How do multiple sites with multiple domains work?

Topics: General
Feb 3, 2011 at 8:09 PM

I'm trying to figure out how C1 deals with multiple sites with multiple domains.

If I manage multiple completely separate domains.

www.mysite.com

www.someothersite.com

What's the best way to set up Composite C1 to be able to manage these? Some users should have access to some sites, some users don't. Do I need separate implementations of C1 for each site? What's the best way to proceed?

Coordinator
Feb 9, 2011 at 3:07 PM

I would say it depends on the amount of shared data, functionality and layout and what customizations you anticipate individual sites may require in the future. If the sites are identical in functionality and layout differences can be managed via CSS and layout templates then a single installation may work fine.

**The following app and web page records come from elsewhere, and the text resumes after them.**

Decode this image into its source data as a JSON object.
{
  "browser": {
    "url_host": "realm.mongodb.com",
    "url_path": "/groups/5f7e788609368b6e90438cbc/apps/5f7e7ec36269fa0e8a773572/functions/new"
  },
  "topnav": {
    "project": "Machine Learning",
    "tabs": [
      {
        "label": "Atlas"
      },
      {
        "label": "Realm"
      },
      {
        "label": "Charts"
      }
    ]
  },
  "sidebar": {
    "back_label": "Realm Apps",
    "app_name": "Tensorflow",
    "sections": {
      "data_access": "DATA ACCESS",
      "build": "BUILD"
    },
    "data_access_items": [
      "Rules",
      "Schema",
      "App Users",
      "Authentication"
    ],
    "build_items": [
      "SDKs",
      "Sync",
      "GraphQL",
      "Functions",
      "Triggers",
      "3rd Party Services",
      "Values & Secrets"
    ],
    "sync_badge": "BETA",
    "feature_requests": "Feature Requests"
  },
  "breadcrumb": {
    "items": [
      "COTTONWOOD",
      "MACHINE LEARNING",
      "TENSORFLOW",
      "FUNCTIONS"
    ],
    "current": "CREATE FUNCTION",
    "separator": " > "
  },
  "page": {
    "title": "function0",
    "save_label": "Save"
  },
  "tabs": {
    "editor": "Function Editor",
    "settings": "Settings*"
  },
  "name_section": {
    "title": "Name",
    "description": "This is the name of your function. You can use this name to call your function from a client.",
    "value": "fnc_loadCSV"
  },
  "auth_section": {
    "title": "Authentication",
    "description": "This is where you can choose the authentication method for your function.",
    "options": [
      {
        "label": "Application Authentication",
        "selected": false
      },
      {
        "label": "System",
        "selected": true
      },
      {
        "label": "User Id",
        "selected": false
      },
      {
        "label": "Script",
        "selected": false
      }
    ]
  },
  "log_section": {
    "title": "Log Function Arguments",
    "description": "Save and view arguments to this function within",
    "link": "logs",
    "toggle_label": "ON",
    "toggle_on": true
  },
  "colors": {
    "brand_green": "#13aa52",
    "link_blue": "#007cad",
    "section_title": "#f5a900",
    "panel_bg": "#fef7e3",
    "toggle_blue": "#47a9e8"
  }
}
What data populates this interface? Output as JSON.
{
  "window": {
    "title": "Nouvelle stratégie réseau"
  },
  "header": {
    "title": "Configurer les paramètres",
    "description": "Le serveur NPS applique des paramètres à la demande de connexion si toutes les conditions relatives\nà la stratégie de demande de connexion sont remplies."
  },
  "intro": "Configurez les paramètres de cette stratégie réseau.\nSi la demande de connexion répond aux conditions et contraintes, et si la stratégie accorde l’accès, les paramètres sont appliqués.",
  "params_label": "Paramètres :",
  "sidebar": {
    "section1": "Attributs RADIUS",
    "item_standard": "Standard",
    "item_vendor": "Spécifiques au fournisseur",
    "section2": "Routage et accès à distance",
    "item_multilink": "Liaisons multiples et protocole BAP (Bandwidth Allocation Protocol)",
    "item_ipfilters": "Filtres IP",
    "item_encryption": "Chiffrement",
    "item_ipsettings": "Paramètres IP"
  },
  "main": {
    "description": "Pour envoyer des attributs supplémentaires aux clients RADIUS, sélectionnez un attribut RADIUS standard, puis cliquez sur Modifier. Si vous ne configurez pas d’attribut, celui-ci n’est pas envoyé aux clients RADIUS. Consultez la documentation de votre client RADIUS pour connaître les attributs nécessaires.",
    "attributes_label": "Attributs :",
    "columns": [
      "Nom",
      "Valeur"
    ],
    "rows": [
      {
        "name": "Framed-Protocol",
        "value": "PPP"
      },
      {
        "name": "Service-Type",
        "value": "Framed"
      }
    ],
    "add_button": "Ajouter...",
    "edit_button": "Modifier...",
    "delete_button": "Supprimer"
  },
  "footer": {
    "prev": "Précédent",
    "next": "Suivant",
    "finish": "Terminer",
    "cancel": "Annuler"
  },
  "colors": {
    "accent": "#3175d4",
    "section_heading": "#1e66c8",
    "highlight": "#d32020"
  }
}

The 'acceptable span of diversity' is bigger if the user base is from a single organization. Typically having individual sites will guarantee freedom and simplicity in the implementation, but it may put a burden on the developer who need to update functionality/files across all sites.

Global data or site wide functionality may be a show stopper in relation to running everything on a single installation - for instance the Blog package have authors and tags as global data, making the people that can manage authors/tags able to do so for all sites. This may not be desirable is your user base come from different organizations.

Feb 9, 2011 at 7:43 PM

I'm starting up a quite big project (a couple of thousand pages and images), which consists of a public website and a intranet. Most of the pages share the same functionality and metadata but the UI for pages on website and intranet is very different. The customer wants it to be managed inside a single instance of the CMS so i'm just going head first and see how it goes. I will share all my findings here and suggestions for code changes if that is going to be necessary in the core.

What i'm mostly worried of how to share page types but somehow let the design of the pages be different. I could imagine coming up with some conventions for resolving Templates could ease some of the quirks. Ie. lets say we have a template called Frontpage, and we for each website want to say we want to use the frontpage-template, i don't want to know that there is a site1_frontpage.xml and site2_frontpage.xml. Instead we could have a folder hierarchy insde ~/App_Data/PageTemplates so if you had the following

  • ~/App_Data/PageTemplates/frontpage.xml
  • ~/App_Data/PageTemplates/site2/frontpage.xml

and a page configured to use the Frontpage template, then the actual xml file would be resolved at runtime based on which one of the sites the page belongs to. Yes, i know this isn't supported by the C1 console, but by editing the files directly in Visual Studio there should be no problems.

Feb 12, 2011 at 2:39 PM

found the first quirk... the built in quick-sitemap xslt function doesn't honor the multiple websites boundaries and just prints out all pages... is working on updating my SiteMapProvider so SiteMap.RootNode will return the correct root in the context of the Request.

Feb 12, 2011 at 8:20 PM
Edited Feb 12, 2011 at 8:20 PM

Extended the logic for my SiteMapProvider so it now correctly handles multiple websites, also updated CompositeC1Contrib to include these changes.

Say we have the following structure in C1

  • Website1 (hostname ws1.com)
    • subpage1
    • subpage2
  • Website2 (hostname ws2.com)
    • subpage5
    • subpage10

With the newest additions its possible to access all the necessary pages like this

  • http://ws1.com
    • http://ws1.com/subpage1
    • http://ws1.com/subpage2
  • http://ws2.com
    • http://ws2.com/subpage5
    • http://ws2.com/subpage10

And most importanly, its NOT possible to do this

  • http://ws1.com/subpage5
  • http://ws2.com/subpage1

Furthermore the SiteMap provider is aware of which website we're browsing so stuff like SiteMap.RootNode will point to the correct page node (Website1 or Website2) in C1. All this also works fine with languages, where the language-code is just appended just after the hostname, but before page urls as usual.

And last, but not least, while the above schema is preferred when the customers are browsing the website, it can be annoying when editing pages i C1, not being able to preview across website boundaries. I've therefor included logic to allow cross-site requests when dataScope=administrated. This means that this is possible

  • http://ws1.com/website2/subpage5?dataScope=administrated
  • http://ws2.com/website1/subpage1?dataScope=administrated

And all rendered urls on the page reflect this as well, when viewing pages in the administrated datascope.

Mar 1, 2011 at 8:31 PM

It seems like there are quite a few caveats for working with C1 across domains... and that it's simpler to keep your sites separate.